In my experience sharing the size of rectangles isn't a common thing. In my framework (heavily inspired on Ryan Fleury's articles) a rectangle can specify that one (or both) of its dimensions should be copied or based on another rectangle. In practice that just means that a rectangle can store a pointer to another rectangle and the sizing part of the UI knows to use the pointed rectangle dimensions.

Layout changes are in my opinion more involve than a rectangle property. I have a horizontal/vertical layout flag that I can set on rectangles, but the purpose of that is not to be able to change the layout dynamically, it's just to let the sizing and positioning part of the UI know what to do with the rectangles.

If I had to change the layout at runtime, I would create different codepaths that produce different layout. Letting most of the responsibility to the user of the API.

That said I have a thing I'm trying (not sure yet if it's good, but it seems to work OK although the performance aren't great at the moment). I'm trying to display HTML pages. It can contain a paragraph and in the paragraph a link, then the rest of the paragraph. As a user of the API, I want to just say:
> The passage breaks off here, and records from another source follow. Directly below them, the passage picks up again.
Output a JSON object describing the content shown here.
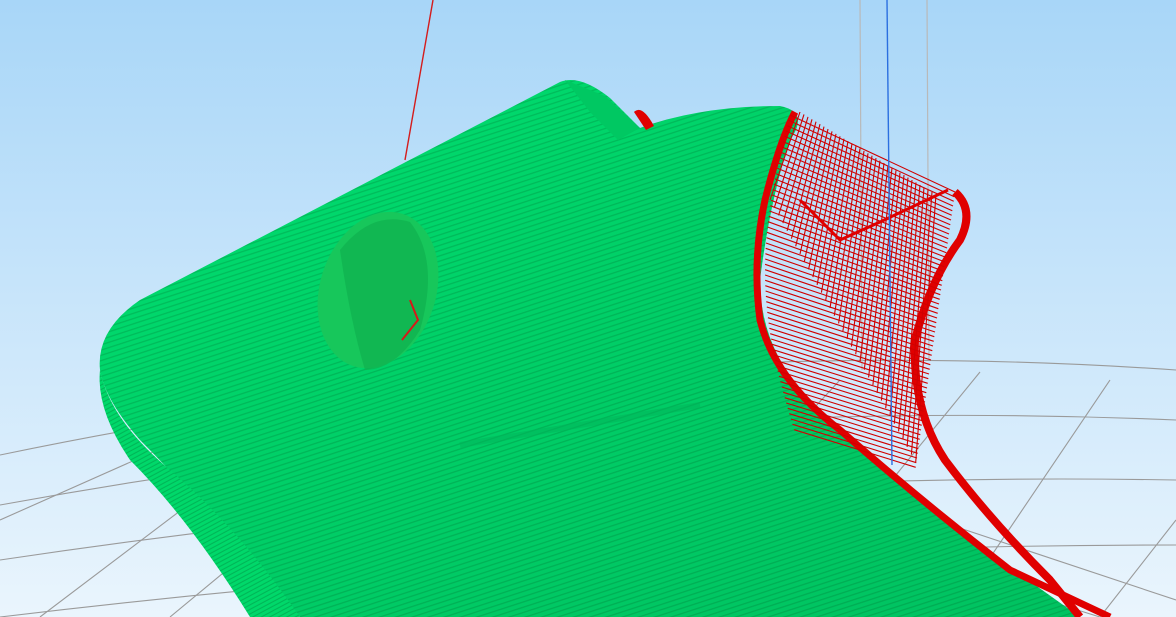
{
  "viewport": {
    "background_top": "#a8d6f8",
    "background_bottom": "#eaf5fd"
  },
  "model": {
    "shell_color": "#00e070",
    "shell_shade": "#00b85a",
    "support_color": "#e00000",
    "hole_color": "#18c95e"
  },
  "build_plate": {
    "grid_color": "#9a9a9a"
  },
  "axes": {
    "x_axis_color": "#d41c1c",
    "z_axis_color": "#2b6fe0",
    "guide_color": "#b9b9b9"
  }
}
rect( text... );
if( rect( link...) ) { ... }
rect( text... );

And have the system figure out the layout, text wrapping etc. I did that by having those rects be "instructions" and have the size part figure out the layout. Figuring out the layout means that the sizing part will add rectangles into the tree, and that the instructions size will not be computed and will be ignored in the positioning and rendering.

A final though: I would suggest not basing your UI system on examples, but do it for a real application. This was my third time making a UI system, and I knew to use real things. So I made a mock-up application that reproduce the layout of the application I wanted to port to the new UI system. It helped (a lot), but when I did the actual port, so many things I hadn't though about appeared.

Mārtiņš Možeiko
2575 posts / 2 projects
Here's the thing about UI frameworks...
Edited by Mārtiņš Možeiko on

But what if with instead of being able to change each quad's color, there is only one color, and the user can "press a button" and all quads change their color to red, blue or green? What if they are all the same size and a different button makes them stack horizontally, vertically, or in a grid?

All of these things are easily handled both in rmgui and imgui approaches. Don't forget that rm & im is only decision how API looks, not the implementation details or feature set. Those are completely orthogonal concepts.

You can literally make immediate API over Qt if you want. Here's a paper for 1993 showing how to do that:

Differential Evaluation: a Cache-based Technique for Incremental Update of Graphical Displays of Structures, author has demos in https://sourceforge.net/projects/dyndlgdemo/files/ and https://github.com/MikeDunlavey/AucUI using win32/MFC controls.

For changing colors for the same set of components in rmgui applications you typically use some kind of "stylesheets" (like css). You set what style the specific components are. And then just change the color of specific style. And rmgui takes care of using this color. For imgui, you just reference the color you want to use in each api call, and/or simplify that with push/pop approach like dear imgui does.

As to layout - that is handled trivially with rmgui by setting property of "layout" component/container. It can be enum Horizontal, Vertical, etc.. and you just change it. For imgui that can be simple api function argument and you pass whatever you want every time you do the layout.